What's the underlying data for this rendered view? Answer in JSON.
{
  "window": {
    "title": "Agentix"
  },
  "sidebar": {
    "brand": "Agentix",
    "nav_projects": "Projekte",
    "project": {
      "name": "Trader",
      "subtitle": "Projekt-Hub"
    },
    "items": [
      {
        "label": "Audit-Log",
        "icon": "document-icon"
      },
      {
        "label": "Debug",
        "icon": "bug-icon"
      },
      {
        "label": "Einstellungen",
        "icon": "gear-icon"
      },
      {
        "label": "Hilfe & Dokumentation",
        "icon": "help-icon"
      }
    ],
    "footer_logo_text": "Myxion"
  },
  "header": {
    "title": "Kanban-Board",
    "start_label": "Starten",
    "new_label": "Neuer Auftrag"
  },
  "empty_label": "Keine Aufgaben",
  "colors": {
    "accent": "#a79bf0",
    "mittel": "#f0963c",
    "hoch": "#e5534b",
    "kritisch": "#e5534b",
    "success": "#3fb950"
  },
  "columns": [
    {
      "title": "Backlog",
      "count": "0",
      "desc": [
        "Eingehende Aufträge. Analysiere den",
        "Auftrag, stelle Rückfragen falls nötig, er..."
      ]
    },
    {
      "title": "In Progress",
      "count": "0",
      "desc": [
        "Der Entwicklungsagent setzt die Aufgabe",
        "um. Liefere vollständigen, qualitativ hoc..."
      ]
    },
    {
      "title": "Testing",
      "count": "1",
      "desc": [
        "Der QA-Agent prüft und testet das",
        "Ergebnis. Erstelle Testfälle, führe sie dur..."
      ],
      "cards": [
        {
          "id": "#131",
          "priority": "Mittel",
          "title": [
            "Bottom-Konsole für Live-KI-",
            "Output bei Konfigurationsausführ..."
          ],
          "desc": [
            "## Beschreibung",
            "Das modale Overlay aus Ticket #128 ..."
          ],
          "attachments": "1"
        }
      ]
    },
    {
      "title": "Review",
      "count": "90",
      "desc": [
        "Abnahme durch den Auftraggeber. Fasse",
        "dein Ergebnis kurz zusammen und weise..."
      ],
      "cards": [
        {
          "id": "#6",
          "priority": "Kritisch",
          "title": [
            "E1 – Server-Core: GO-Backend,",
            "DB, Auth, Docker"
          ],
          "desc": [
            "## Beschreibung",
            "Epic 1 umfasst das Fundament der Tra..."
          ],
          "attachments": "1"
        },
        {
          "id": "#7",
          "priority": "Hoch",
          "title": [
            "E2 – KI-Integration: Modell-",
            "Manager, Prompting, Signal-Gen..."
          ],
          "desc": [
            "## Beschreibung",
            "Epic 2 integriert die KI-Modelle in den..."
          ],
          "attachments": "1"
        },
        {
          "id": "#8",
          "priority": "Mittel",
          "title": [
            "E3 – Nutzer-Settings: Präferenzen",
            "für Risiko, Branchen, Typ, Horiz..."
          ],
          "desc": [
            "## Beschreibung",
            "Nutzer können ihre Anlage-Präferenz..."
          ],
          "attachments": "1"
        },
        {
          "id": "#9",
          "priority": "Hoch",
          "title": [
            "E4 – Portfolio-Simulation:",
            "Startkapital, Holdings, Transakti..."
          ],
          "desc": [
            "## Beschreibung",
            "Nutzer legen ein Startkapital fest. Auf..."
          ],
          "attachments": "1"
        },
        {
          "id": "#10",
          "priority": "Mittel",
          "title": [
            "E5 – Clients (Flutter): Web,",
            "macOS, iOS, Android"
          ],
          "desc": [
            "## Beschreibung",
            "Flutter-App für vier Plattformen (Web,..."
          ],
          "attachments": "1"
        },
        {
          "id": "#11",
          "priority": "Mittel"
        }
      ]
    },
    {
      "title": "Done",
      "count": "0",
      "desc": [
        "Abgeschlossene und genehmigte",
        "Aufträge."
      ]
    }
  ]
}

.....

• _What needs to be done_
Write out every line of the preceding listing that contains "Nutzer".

• _Answer to the problem_
            "E3 – Nutzer-Settings: Präferenzen",
            "Nutzer können ihre Anlage-Präferenz..."
            "Nutzer legen ein Startkapital fest. Auf..."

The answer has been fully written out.